§ **Your instructions**
Your answer should consist of the lines below that hold the word "this".
*** Provided data ***
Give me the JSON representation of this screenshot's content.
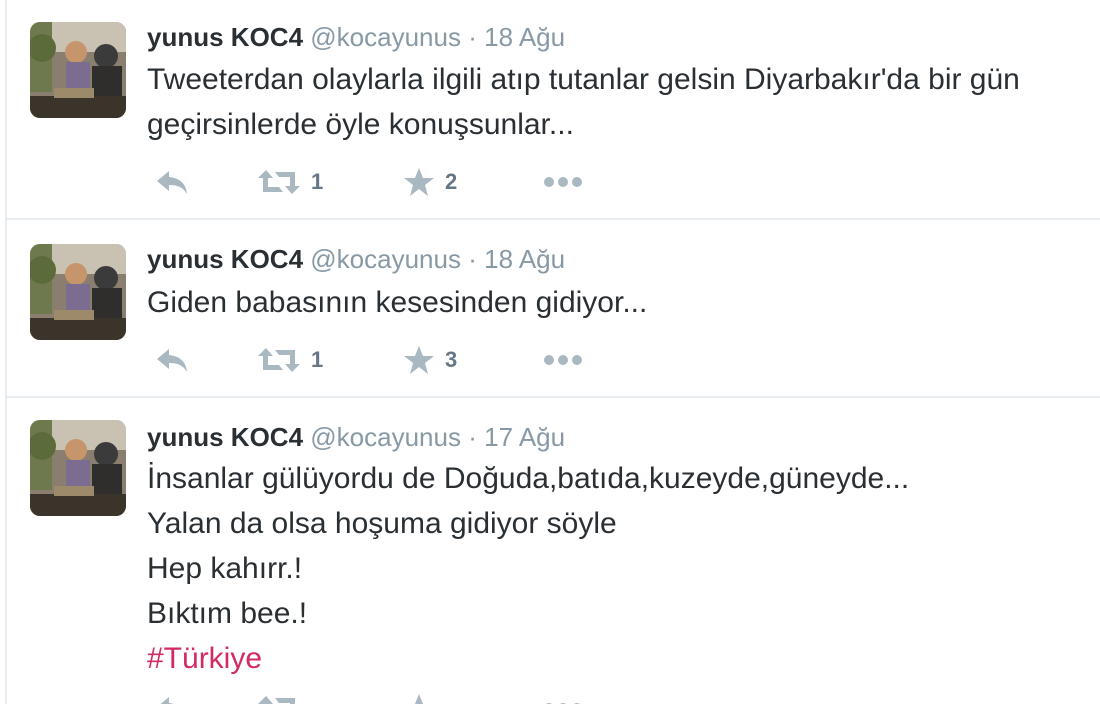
{
  "colors": {
    "text": "#292f33",
    "meta": "#8899a6",
    "hashtag": "#d32a62",
    "icon": "#aab8c2",
    "divider": "#e6ecf0"
  },
  "icons": {
    "reply": "reply-icon",
    "retweet": "retweet-icon",
    "favorite": "star-icon",
    "more": "more-icon"
  },
  "tweets": [
    {
      "fullname": "yunus KOC4",
      "handle": "@kocayunus",
      "separator": "·",
      "time": "18 Ağu",
      "lines": [
        "Tweeterdan olaylarla ilgili atıp tutanlar gelsin Diyarbakır'da bir gün",
        "geçirsinlerde öyle konuşsunlar..."
      ],
      "retweets": "1",
      "favorites": "2"
    },
    {
      "fullname": "yunus KOC4",
      "handle": "@kocayunus",
      "separator": "·",
      "time": "18 Ağu",
      "lines": [
        "Giden babasının kesesinden gidiyor..."
      ],
      "retweets": "1",
      "favorites": "3"
    },
    {
      "fullname": "yunus KOC4",
      "handle": "@kocayunus",
      "separator": "·",
      "time": "17 Ağu",
      "lines": [
        "İnsanlar gülüyordu de Doğuda,batıda,kuzeyde,güneyde...",
        "Yalan da olsa hoşuma gidiyor söyle",
        "Hep kahırr.!",
        "Bıktım bee.!"
      ],
      "hashtag": "#Türkiye"
    }
  ]
}
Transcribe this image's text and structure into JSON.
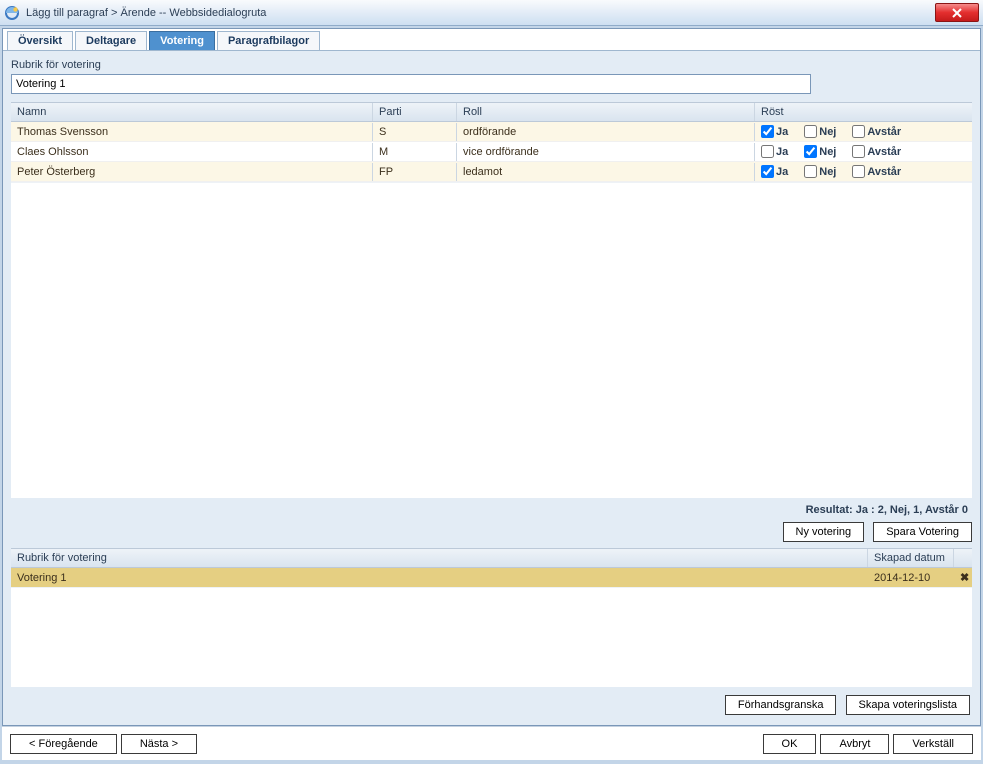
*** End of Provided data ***
§ **Solved problem**
Give me the JSON representation of this screenshot's content.
Transcribe this image's text and structure into JSON.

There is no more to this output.